[Excerpted records — start]

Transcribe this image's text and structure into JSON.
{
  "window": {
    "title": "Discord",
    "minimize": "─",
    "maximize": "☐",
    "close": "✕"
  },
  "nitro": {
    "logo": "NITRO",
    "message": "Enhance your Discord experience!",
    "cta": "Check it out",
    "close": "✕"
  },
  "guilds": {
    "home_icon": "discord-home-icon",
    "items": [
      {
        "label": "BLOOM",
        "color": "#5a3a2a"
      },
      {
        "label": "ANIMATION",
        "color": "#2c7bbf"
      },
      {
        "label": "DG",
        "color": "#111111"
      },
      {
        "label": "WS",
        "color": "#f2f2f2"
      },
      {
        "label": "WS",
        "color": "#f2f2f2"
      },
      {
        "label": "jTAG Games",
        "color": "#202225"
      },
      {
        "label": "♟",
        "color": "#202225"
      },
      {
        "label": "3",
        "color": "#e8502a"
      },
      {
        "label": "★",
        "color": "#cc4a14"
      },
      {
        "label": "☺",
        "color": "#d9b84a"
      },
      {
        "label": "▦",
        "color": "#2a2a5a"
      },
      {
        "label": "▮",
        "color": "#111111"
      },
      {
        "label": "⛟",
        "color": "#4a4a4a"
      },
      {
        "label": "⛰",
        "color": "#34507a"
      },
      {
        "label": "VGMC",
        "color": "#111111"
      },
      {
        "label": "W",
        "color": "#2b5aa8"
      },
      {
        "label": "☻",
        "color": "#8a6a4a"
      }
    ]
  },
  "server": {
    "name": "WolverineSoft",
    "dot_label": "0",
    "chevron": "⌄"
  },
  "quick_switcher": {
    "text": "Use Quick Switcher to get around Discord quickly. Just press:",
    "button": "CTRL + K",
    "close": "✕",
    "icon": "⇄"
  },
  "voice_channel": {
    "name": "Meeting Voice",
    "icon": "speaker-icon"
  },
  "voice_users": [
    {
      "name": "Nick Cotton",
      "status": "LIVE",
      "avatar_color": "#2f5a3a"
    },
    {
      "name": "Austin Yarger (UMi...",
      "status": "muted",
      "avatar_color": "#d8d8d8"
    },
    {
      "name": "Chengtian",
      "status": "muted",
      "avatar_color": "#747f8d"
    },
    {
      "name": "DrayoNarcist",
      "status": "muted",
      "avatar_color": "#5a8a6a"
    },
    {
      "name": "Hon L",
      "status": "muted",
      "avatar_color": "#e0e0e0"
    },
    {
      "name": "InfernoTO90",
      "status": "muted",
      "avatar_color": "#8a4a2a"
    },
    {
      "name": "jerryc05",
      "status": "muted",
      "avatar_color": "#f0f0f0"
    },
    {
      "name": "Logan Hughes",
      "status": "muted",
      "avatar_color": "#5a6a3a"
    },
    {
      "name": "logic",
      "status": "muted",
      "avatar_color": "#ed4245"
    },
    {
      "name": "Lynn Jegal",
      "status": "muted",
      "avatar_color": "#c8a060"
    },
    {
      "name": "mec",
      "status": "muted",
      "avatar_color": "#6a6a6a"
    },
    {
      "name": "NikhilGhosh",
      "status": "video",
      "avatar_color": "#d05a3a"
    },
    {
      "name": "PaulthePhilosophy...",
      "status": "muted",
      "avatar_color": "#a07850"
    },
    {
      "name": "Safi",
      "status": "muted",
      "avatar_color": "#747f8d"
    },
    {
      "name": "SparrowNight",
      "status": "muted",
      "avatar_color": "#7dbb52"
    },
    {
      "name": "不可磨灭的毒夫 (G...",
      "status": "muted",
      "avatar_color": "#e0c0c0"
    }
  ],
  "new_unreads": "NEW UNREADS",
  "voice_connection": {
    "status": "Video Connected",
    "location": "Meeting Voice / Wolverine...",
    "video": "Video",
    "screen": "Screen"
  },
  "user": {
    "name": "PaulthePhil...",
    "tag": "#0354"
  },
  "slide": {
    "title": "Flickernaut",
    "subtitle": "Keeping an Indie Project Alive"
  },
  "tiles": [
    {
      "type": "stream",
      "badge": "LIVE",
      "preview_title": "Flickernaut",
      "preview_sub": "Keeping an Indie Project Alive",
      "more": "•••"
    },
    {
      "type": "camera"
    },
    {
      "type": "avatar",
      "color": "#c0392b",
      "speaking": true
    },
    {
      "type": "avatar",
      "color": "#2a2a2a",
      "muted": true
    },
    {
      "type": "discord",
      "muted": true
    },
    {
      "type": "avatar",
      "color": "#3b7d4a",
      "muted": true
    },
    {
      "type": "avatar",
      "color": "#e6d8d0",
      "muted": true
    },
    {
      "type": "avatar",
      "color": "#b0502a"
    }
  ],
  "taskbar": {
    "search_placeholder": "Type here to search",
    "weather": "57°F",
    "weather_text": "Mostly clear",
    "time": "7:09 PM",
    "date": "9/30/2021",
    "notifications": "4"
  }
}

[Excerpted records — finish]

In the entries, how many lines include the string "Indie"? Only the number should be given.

2